Crystal lovers rejoice – researchers have created the largest database of elemental crystal surfaces and shapes to date.
There is an incredibly large variety of crystals in nature. When you add in the ones humans designed themselves, the possibilities are simply staggering. Dubbed Crystallium, this new open-source database can go a long way towards helping researchers design new materials – especially where crystal surface orientation
“This work is an important starting point for studying the material surfaces and interfaces, where many novel properties can be found. We’ve developed a new resource that can be used to better understand surface science and find better materials for surface-driven technologies,” said Shyue Ping Ong, a nanoengineering professor at UC San Diego and senior author of the study.

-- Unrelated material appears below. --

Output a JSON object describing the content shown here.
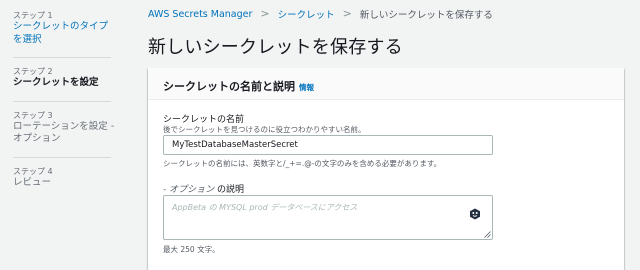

Crystals found in rocks typically range in size from a fraction of a millimetre to several centimetres across, although exceptionally large crystals are occasionally found. But this database is less about geology and more about material design. Size is not often important when trying to use crystals to design materials but the other geometrical parameters are. For instance, fuel cell performance is significantly influenced by molecules of hydrogen and oxygen reacting on the surface of metal catalysts. The orientation of the building blocks of that surface is key here. Similarly, the interfaces between the electrodes and electrolyte in a rechargeable lithium-ion battery can increase or reduce the battery’s performance. This is where the database steps in – it makes this kind of information much more accessible to everyone.
“Researchers can use this database to figure out which elements or materials are more likely to be viable catalysts for processes like ammonia production or making hydrogen gas from water,” said Richard Tran, a nanoengineering PhD student in Ong’s Materials Virtual Lab and the study’s first author. Tran did this work while he was an undergraduate at UC San Diego.
The surface resistance is particularly important in such cases. Surface energy describes the stability of a surface, it’s basically a measure of the excess energy of atoms on the surface relative to those in the bulk material. The surface resistance is always important for designing nanoparticles and catalysts.
At this point, you might think this is a trivial task. After all, what’s so special in publishing a crystal database?
Well, in the past, researchers have experimentally measured the surface energies elements in their crystal. This is a complex process which traditionally involves melting the crystal, measuring the resulting liquid’s surface tension at the melting temperature, then extrapolating that value back to room temperature – and all this must be done on a perfectly smooth surface, which is pretty difficult to obtain. Some crystals had already been measured this way, but the problem is that the results were averaged values and thus lacked the specific resolution that is necessary for design, Ong said. Furthermore, the surface energy is not a simple number, because it depends on the crystal’s orientation
“A crystal is a regular arrangement of atoms. When you cut a crystal in different places and at different angles, you expose different facets with unique arrangements of atoms,” explained Ong, who teaches the Crystallography of Materials course at UC San Diego.
There was no place with such information for all elemental crystals, so Ong and his team developed sophisticated automated workflows to calculate surface energies virtually, using the open-source Python Materials Genomics library and FireWorks workflow codes of the Materials Project. Their virtual laboratory setup was excellent, thanks to the powerful supercomputers at the San Diego Supercomputer Center and the National Energy Research Scientific Computing Center. It simulates the experiments with accuracy, offering all the required information without any hassle.
“This is one of the areas where the ‘virtual laboratory’ can create the most value–by allowing us to precisely control the models and conditions in a way that is extremely difficult to do in experiments.”
At the moment, the database covers only chemical elements, but the team is already working on expanding it to multi-element compounds like alloys, which are made of two or more different metals, and binary oxides, which are made of oxygen and one other element.